DATASET ENTRIES:
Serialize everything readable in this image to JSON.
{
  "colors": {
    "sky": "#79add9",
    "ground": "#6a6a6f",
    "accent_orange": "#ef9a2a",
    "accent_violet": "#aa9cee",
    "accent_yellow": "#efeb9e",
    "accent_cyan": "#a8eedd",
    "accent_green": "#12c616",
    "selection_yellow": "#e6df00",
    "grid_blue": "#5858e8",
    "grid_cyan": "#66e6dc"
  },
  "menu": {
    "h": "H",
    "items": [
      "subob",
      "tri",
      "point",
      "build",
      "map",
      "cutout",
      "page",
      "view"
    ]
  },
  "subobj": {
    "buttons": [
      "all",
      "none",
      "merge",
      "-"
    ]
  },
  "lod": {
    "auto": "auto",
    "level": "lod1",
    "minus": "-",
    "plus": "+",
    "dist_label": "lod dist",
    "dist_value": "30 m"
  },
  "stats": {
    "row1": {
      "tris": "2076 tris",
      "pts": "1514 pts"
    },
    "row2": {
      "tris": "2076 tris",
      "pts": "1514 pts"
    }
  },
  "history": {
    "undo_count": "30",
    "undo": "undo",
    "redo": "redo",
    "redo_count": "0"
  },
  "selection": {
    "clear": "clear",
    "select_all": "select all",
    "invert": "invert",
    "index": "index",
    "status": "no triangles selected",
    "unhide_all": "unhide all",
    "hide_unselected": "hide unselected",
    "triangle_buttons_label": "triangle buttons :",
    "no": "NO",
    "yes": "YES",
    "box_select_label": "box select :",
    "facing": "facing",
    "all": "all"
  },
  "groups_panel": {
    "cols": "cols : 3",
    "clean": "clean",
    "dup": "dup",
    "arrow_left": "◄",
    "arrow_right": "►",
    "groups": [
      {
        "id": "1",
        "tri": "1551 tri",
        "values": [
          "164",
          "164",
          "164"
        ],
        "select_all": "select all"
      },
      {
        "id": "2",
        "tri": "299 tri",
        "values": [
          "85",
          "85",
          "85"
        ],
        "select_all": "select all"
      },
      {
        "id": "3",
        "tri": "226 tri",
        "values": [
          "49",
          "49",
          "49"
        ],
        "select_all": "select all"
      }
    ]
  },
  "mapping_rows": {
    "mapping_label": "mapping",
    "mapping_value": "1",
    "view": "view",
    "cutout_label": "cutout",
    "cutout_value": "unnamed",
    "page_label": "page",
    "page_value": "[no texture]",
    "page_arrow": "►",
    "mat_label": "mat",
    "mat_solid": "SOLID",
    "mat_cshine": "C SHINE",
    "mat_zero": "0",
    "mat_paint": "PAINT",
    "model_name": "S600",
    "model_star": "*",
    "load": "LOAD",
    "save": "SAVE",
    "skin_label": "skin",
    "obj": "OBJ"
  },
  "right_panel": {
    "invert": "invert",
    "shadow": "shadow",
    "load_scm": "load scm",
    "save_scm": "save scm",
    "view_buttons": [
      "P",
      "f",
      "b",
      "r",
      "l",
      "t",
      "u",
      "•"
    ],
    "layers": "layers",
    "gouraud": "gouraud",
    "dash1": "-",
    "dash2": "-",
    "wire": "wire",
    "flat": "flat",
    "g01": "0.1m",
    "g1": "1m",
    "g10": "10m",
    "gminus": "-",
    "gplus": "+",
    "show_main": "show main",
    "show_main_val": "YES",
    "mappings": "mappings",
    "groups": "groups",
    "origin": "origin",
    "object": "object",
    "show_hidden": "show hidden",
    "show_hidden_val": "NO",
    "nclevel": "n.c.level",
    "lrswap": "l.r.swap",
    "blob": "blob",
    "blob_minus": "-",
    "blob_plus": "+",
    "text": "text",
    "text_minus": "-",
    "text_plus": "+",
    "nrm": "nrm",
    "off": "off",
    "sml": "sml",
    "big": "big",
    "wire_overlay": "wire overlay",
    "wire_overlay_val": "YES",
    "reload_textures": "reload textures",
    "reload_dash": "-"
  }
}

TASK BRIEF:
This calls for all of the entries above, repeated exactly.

EXERCISE OUTPUT:
Serialize everything readable in this image to JSON.
{
  "colors": {
    "sky": "#79add9",
    "ground": "#6a6a6f",
    "accent_orange": "#ef9a2a",
    "accent_violet": "#aa9cee",
    "accent_yellow": "#efeb9e",
    "accent_cyan": "#a8eedd",
    "accent_green": "#12c616",
    "selection_yellow": "#e6df00",
    "grid_blue": "#5858e8",
    "grid_cyan": "#66e6dc"
  },
  "menu": {
    "h": "H",
    "items": [
      "subob",
      "tri",
      "point",
      "build",
      "map",
      "cutout",
      "page",
      "view"
    ]
  },
  "subobj": {
    "buttons": [
      "all",
      "none",
      "merge",
      "-"
    ]
  },
  "lod": {
    "auto": "auto",
    "level": "lod1",
    "minus": "-",
    "plus": "+",
    "dist_label": "lod dist",
    "dist_value": "30 m"
  },
  "stats": {
    "row1": {
      "tris": "2076 tris",
      "pts": "1514 pts"
    },
    "row2": {
      "tris": "2076 tris",
      "pts": "1514 pts"
    }
  },
  "history": {
    "undo_count": "30",
    "undo": "undo",
    "redo": "redo",
    "redo_count": "0"
  },
  "selection": {
    "clear": "clear",
    "select_all": "select all",
    "invert": "invert",
    "index": "index",
    "status": "no triangles selected",
    "unhide_all": "unhide all",
    "hide_unselected": "hide unselected",
    "triangle_buttons_label": "triangle buttons :",
    "no": "NO",
    "yes": "YES",
    "box_select_label": "box select :",
    "facing": "facing",
    "all": "all"
  },
  "groups_panel": {
    "cols": "cols : 3",
    "clean": "clean",
    "dup": "dup",
    "arrow_left": "◄",
    "arrow_right": "►",
    "groups": [
      {
        "id": "1",
        "tri": "1551 tri",
        "values": [
          "164",
          "164",
          "164"
        ],
        "select_all": "select all"
      },
      {
        "id": "2",
        "tri": "299 tri",
        "values": [
          "85",
          "85",
          "85"
        ],
        "select_all": "select all"
      },
      {
        "id": "3",
        "tri": "226 tri",
        "values": [
          "49",
          "49",
          "49"
        ],
        "select_all": "select all"
      }
    ]
  },
  "mapping_rows": {
    "mapping_label": "mapping",
    "mapping_value": "1",
    "view": "view",
    "cutout_label": "cutout",
    "cutout_value": "unnamed",
    "page_label": "page",
    "page_value": "[no texture]",
    "page_arrow": "►",
    "mat_label": "mat",
    "mat_solid": "SOLID",
    "mat_cshine": "C SHINE",
    "mat_zero": "0",
    "mat_paint": "PAINT",
    "model_name": "S600",
    "model_star": "*",
    "load": "LOAD",
    "save": "SAVE",
    "skin_label": "skin",
    "obj": "OBJ"
  },
  "right_panel": {
    "invert": "invert",
    "shadow": "shadow",
    "load_scm": "load scm",
    "save_scm": "save scm",
    "view_buttons": [
      "P",
      "f",
      "b",
      "r",
      "l",
      "t",
      "u",
      "•"
    ],
    "layers": "layers",
    "gouraud": "gouraud",
    "dash1": "-",
    "dash2": "-",
    "wire": "wire",
    "flat": "flat",
    "g01": "0.1m",
    "g1": "1m",
    "g10": "10m",
    "gminus": "-",
    "gplus": "+",
    "show_main": "show main",
    "show_main_val": "YES",
    "mappings": "mappings",
    "groups": "groups",
    "origin": "origin",
    "object": "object",
    "show_hidden": "show hidden",
    "show_hidden_val": "NO",
    "nclevel": "n.c.level",
    "lrswap": "l.r.swap",
    "blob": "blob",
    "blob_minus": "-",
    "blob_plus": "+",
    "text": "text",
    "text_minus": "-",
    "text_plus": "+",
    "nrm": "nrm",
    "off": "off",
    "sml": "sml",
    "big": "big",
    "wire_overlay": "wire overlay",
    "wire_overlay_val": "YES",
    "reload_textures": "reload textures",
    "reload_dash": "-"
  }
}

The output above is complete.